■ What to work on
Only lines with the string "героя" are wanted. Pull them out of the data.

———

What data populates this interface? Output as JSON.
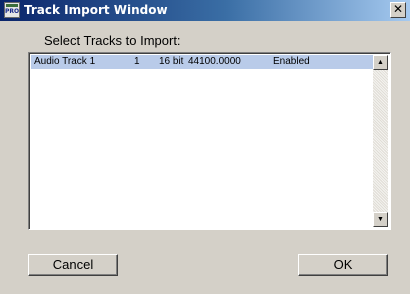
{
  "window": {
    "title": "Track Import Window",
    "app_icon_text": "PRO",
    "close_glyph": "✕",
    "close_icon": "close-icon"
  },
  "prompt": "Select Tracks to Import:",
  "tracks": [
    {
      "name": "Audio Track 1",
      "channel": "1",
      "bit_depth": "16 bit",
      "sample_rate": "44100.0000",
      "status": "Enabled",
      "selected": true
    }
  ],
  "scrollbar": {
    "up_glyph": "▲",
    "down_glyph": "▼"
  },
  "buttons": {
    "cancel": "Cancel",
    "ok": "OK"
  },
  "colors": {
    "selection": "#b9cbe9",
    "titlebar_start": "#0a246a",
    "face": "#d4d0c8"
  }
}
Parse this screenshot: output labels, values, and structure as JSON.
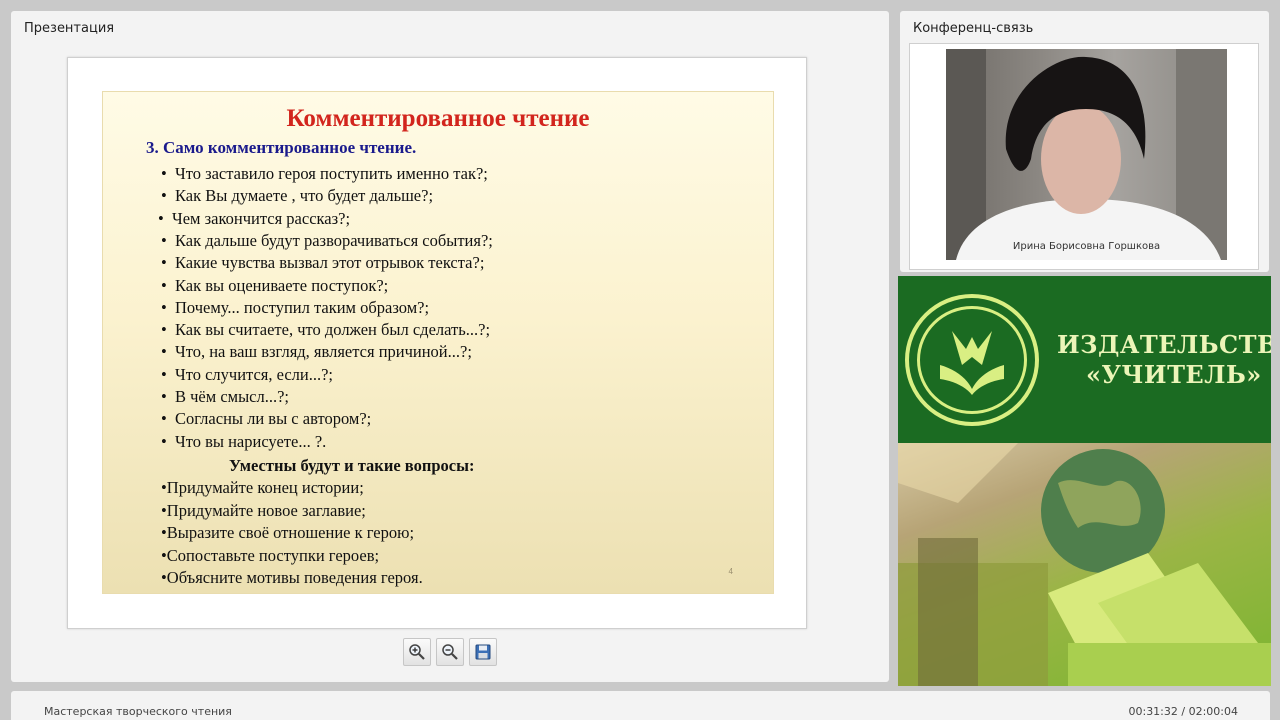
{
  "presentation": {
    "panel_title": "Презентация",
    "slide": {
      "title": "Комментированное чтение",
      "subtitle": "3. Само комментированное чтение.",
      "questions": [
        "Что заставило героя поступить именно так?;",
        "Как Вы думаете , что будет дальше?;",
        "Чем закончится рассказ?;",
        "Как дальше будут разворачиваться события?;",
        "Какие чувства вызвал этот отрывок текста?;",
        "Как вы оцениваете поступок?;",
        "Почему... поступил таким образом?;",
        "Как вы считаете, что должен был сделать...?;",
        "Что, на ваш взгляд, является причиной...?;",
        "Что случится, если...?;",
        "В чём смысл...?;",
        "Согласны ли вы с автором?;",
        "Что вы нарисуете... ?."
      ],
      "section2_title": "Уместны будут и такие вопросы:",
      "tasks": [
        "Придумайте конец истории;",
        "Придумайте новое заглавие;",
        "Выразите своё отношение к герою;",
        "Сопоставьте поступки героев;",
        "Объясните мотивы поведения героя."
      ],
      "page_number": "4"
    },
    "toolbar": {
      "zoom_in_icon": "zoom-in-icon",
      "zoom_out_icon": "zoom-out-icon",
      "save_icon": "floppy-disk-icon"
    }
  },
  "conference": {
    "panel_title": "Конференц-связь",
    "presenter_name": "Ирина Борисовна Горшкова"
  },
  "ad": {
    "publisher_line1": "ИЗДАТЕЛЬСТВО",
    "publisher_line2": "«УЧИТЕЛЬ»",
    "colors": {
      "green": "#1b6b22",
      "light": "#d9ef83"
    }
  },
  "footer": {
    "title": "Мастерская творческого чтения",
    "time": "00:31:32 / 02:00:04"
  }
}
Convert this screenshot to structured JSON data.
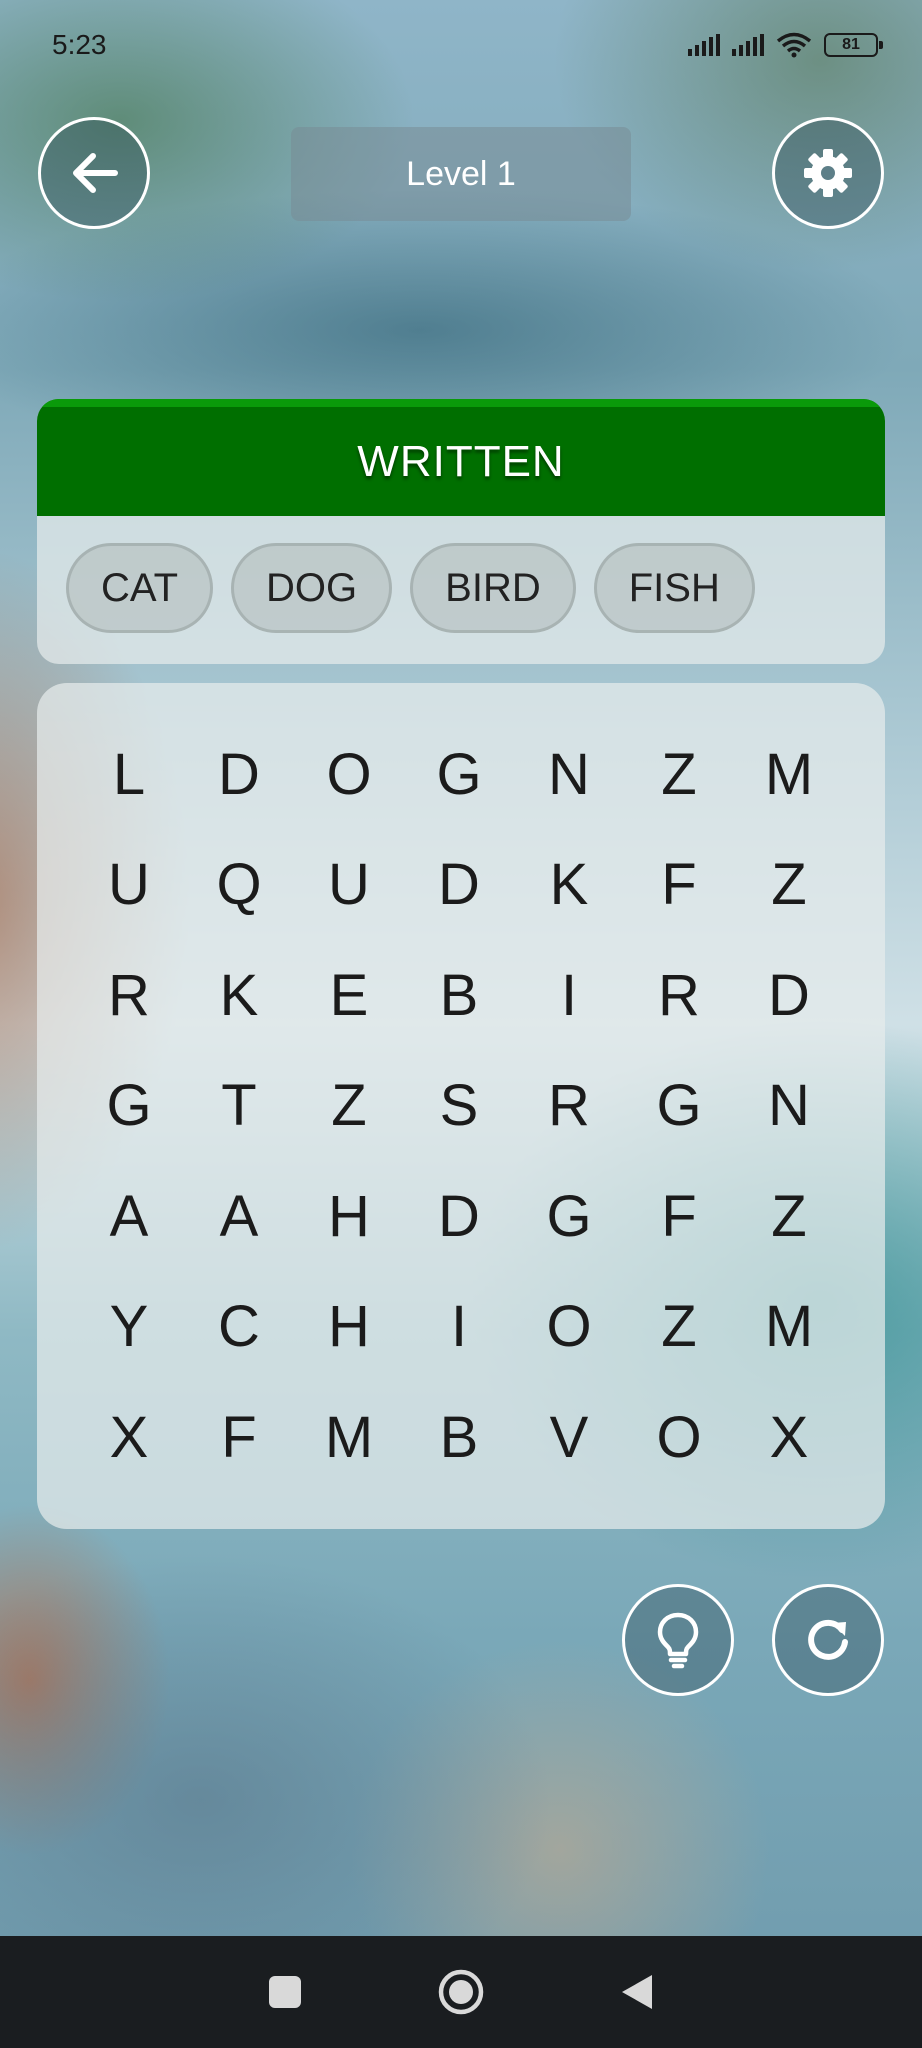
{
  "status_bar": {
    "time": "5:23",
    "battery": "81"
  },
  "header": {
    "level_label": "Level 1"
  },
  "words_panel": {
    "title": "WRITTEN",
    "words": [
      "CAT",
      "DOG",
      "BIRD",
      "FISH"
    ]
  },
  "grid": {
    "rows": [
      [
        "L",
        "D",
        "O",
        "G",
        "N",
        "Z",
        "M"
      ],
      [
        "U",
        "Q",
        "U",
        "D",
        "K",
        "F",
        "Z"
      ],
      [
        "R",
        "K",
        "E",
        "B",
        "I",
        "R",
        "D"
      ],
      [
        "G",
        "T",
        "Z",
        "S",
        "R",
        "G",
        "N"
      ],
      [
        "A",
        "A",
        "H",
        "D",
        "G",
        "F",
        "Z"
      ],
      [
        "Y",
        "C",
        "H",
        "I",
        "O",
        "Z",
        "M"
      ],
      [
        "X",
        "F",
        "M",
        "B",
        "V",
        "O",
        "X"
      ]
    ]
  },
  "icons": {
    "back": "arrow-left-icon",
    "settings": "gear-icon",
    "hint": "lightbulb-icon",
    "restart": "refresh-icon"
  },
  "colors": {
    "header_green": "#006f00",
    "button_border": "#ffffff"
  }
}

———

■ Result of this task
        "Что заставило героя поступить именно так?;",
        "Объясните мотивы поведения героя."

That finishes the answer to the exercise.